April resale activity healthy with year-to-date statistics positive across the board

The real estate market is either very, very good or really, really suspect, depending on which headlines you choose to read. 

It’s difficult to decide what’s really happening from the sound bites, but the numbers on the resale market for the first four months of the year paint a fairly rosy picture, according to market reports provided by WinnipegREALTORS®. 

Statistics for the first third of the year are up from comparable numbers last year, and last year recorded the fourth best resale numbers in the past 20 years and the best dollar volume ever through the Multiple Listing Service® (MLS®).

“Our numbers continue to support our forecast breakfast predictions,” said WinnipegREALTORS® president David MacKenzie. “In January we predicted that sales would be up from zero to two per cent year-over-year and home prices would increase by the same amount. 

“And the January through April activity bears that out and then some.”    

“The April MLS® listing inventory, the number of properties available for sale in Winnipeg, rose almost 36 per cent,” said Geoff McCullough, the executive director of WinnipegREALTORS®. “So buyers had more properties to choose from than last April (5,232), which indicates more balance in the marketplace.”

Listings entered into the MLS® system were also up 23 per cent over last April, with the addition of 2,837 properties this year.

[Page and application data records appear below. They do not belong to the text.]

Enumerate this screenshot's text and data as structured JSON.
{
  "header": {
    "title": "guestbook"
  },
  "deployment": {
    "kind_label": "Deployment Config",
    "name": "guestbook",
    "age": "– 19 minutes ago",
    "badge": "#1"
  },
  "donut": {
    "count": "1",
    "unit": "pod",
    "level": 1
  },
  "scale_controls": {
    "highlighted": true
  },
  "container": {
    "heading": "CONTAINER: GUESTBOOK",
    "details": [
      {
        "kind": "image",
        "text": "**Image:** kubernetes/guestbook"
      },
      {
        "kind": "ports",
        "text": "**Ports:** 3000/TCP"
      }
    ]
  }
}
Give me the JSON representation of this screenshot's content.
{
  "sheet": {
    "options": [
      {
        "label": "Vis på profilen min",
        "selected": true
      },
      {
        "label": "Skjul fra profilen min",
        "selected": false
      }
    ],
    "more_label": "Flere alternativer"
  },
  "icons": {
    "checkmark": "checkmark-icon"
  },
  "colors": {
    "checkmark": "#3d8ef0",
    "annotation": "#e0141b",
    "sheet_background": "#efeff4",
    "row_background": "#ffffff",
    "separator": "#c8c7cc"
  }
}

Sales followed suit. The number of sales processed in the month was up close to four per cent from last April, with 1,273 sales recorded. 

And dollar volume was up 8.8 per cent at $362.3 million.  

The April numbers helped maintain positive year-to-date market statistics. There have been 8,336 listings entered on the MLS® system since January 1, which is up 25 per cent from last year.

And 3,538 sales have been recorded, which is up four per cent from the same period in 2014.

The January through April dollar volume is up 6.5 per cent at $962.4 million.

President David MacKenzie said market activity was positive in the first four months of this year. 

“We often say that real estate is local with national averages and trends meaning very little,” he said. “Our market is our market. 

“And even within our own market activity is local,” added MacKenzie. “What’s trending in Island Lakes will not necessarily be mirrored in the North End. I know of some MLS® areas where offers are few and far between while in other pockets of the City, multiple offers are still happening.”

He went on to say that in April, 22 per cent of residential-detached homes sold for more than list price, 8.5 per cent sold at list, while 69 per cent sold below list.

For condominiums, almost 11 per cent sold above list, 18 per cent sold at list and 71 per cent sold below list.

The most active price range in April for residential detached homes was between $250,000 and $299,999 with 22 per cent of total sales. It was followed by the $200,000 to $249,999 price range with 16 per cent of all sales.

The average number of days for a listing on the market was 27 compared to 26 last April. The highest priced residential-detached sale fetched $1.59 million and the least expensive sale was $8,000.

The most active price range for condos in April was between $150,000 and $199,999, representing 25 per cent of all sales.This price range was closely followed by the $200,000 to $249,999 range with 22 per cent of total sales. 

The average number of days on market for condos was 49 compared to 38 last year. The highest-priced condo in April went for $630,000 and the lowest priced sale was at $244,579.

MacKenzie said Winnipeg is the second cheapest place in Canada to buy a home ($281,269 average price), due to plentiful inventory and has a healthy housing market, despite a recent Canada Mortgage and Housing Corporation (CMHC) report that rated the local market as “high risk.”

“In Winnipeg, the risk is overvaluation and overbuilding,” according to the CMHC report, which also rated Regina as “high risk.”

On other hand, CMHC indicated Vancouver and Toronto, where the average bungalow costs over $1 million, were both judged as “low risk.”